Approved for Adoption

"Approved for Adoption," a childhood remembrance by director Jung Henin, is a stylistic mishmash composed mostly of animation, with a few archival newsreels and a bit of newly-shot video footage of Henin today.

Geography Club

Half a dozen years ago, Lifetime ran a reality show called "Gay, Straight or Taken?" in which a bachelorette spent a day with three men and had to determine who was gay, who was straight and available, and who already had a girlfriend.

Monday, November 25, 2013

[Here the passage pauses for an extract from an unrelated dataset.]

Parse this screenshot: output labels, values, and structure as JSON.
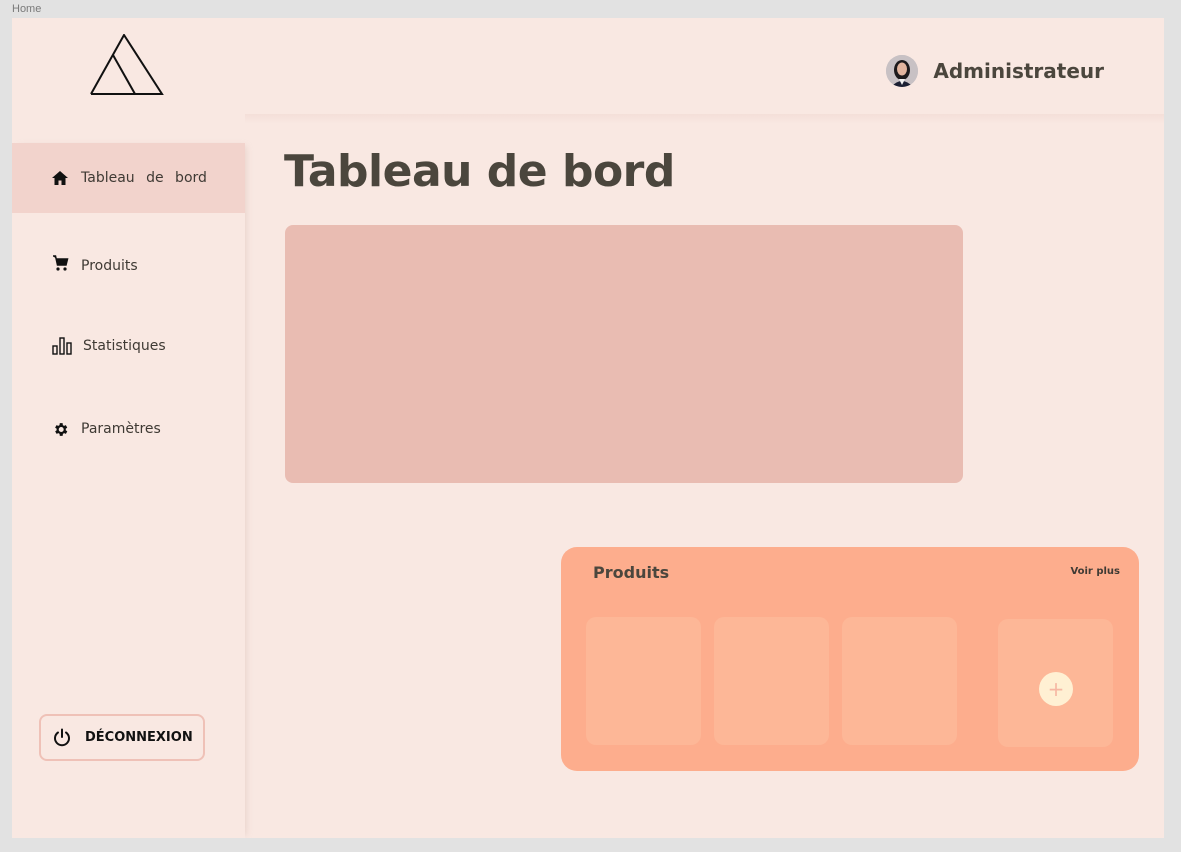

Having set the bar for least screen time in an Oscar-winning performance in "Shakespeare in Love," Dame Judi Dench occupies almost every scene of the new tearjerker "Philomena," about an English nurse's search for the boy she was forced to give up for adoption fifty years earlier.

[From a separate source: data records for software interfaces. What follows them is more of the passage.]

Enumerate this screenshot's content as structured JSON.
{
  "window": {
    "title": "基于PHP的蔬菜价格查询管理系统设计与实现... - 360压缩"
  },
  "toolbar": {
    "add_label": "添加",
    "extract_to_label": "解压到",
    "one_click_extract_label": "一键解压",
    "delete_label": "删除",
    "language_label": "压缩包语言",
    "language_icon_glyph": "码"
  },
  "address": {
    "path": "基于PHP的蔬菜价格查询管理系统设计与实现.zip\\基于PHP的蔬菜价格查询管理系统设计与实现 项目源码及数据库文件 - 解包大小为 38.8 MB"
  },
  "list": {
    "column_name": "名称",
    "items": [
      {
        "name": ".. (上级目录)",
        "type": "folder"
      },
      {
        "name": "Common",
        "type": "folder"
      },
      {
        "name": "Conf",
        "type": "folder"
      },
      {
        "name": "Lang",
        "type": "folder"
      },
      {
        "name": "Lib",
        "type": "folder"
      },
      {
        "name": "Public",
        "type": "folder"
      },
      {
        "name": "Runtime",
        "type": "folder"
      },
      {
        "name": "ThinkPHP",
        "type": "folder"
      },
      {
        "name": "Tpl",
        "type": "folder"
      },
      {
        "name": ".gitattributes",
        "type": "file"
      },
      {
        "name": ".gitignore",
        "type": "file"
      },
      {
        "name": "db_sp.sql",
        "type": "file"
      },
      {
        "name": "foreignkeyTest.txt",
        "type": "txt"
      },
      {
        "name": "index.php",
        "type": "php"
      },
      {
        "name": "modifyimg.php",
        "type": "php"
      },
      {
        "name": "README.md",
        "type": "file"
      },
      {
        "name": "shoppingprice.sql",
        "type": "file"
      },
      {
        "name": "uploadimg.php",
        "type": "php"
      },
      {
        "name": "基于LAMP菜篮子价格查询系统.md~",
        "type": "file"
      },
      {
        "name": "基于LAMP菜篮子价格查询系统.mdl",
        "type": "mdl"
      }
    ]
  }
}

Monday, November 18, 2013


Alexander Payne is the director of "Citizen Ruth," "Sideways," and "The Descendants." And now he's made a good movie.

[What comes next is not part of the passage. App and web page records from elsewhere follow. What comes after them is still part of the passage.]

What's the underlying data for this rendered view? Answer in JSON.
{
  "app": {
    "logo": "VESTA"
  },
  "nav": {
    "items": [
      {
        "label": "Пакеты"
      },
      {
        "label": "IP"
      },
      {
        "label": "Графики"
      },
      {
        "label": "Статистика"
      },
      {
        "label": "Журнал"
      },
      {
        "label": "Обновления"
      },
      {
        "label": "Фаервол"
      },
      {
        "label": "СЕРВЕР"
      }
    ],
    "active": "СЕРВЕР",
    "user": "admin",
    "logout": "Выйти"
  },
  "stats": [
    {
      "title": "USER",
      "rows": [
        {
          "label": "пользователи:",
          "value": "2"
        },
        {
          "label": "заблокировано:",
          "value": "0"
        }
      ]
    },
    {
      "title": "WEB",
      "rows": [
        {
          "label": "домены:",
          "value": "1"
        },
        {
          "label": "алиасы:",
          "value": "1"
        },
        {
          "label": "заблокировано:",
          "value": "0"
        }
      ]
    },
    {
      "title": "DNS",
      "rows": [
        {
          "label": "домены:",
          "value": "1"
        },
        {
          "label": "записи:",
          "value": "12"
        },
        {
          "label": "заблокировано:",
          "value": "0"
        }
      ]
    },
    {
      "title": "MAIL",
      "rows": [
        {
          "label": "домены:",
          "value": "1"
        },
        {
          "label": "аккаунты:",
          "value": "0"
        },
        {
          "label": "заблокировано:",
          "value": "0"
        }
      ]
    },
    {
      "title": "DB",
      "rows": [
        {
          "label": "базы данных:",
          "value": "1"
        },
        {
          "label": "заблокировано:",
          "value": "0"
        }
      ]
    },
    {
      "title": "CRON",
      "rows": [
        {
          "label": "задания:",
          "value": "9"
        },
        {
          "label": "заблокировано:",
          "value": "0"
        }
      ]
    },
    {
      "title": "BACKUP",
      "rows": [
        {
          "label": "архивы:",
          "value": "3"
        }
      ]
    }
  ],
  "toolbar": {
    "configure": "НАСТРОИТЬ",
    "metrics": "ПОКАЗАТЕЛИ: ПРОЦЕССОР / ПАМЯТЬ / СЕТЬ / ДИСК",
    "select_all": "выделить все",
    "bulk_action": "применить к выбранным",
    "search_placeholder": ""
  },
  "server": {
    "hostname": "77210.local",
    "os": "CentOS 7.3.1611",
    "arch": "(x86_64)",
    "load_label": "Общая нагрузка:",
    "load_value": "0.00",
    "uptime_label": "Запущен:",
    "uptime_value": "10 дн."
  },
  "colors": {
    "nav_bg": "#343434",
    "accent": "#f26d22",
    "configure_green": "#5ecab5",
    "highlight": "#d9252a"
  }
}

Wednesday, November 13, 2013

The Motel Life

Brothers Alan and Gabe Polsky make their directorial debut with an adaptation of the fraternally themed Willy Vlautin novel "The Motel Life," about the peripatetic Flanagan boys, Frank (Emile Hirsch) and Jerry Lee (Stephen Dorff).

Monday, November 11, 2013

The Broken Circle Breakdown

The better the movie, the harder it can be to put into words. Such is the case with Belgium’s entry for foreign-language Oscar consideration, the bluegrass-and-cancer uniquity “The Broken Circle Breakdown.” 

The Book Thief

"The Book Thief," based on Markus Zusak's bestseller, takes us to Germany before and during WWII, where Rosa (Emily Watson) and Hans (Geoffrey Rush) await their two new foster children.

The Armstrong Lie

Alex Gibney is the preeminent, and perhaps the most prolific, documentarian in the current cinema.

The Wind Rises

The legendary Japanese animator Hayao Miyazaki has avowed that "The Wind Rises" will be his last film, and what a strange swan song it is.

Friday, November 8, 2013

The Square

It pains me to hear "The Square" talked about as a documentary Oscar front-runner, because to me "Blackfish" is the most important and moving documentary in years.

Tuesday, November 5, 2013

Jackass Presents: Bad Grandpa

"Jackass Presents: Bad Grandpa" is the kind of movie that, even if you like, you wouldn't want to see more than once a year.

The New Black

Director Yoruba Richen brings solid production values and a commendable sense of fairness to the documentary "The New Black," about the black community's views on LGBTs and their rights, as seen through the prism of Maryland's Question 6, the first statewide marriage-equality voter referendum to prevail at the polls.

Monday, November 4, 2013


Costa-Gavras has come out from under some rock to make "Capital," a corporate thriller that clearly establishes he's never spent in a minute in a boardroom.

Last Vegas

There are a few laughs in the sexagenarian WHIVSIV comedy "Last Vegas," flashes of wit among the warmed-over sentiment and tiresome plot machinations.

About Time

I was surprised how much antipathy I'd mustered by the end of "About Time," Richard Curtis' stupid and sexist British romcom.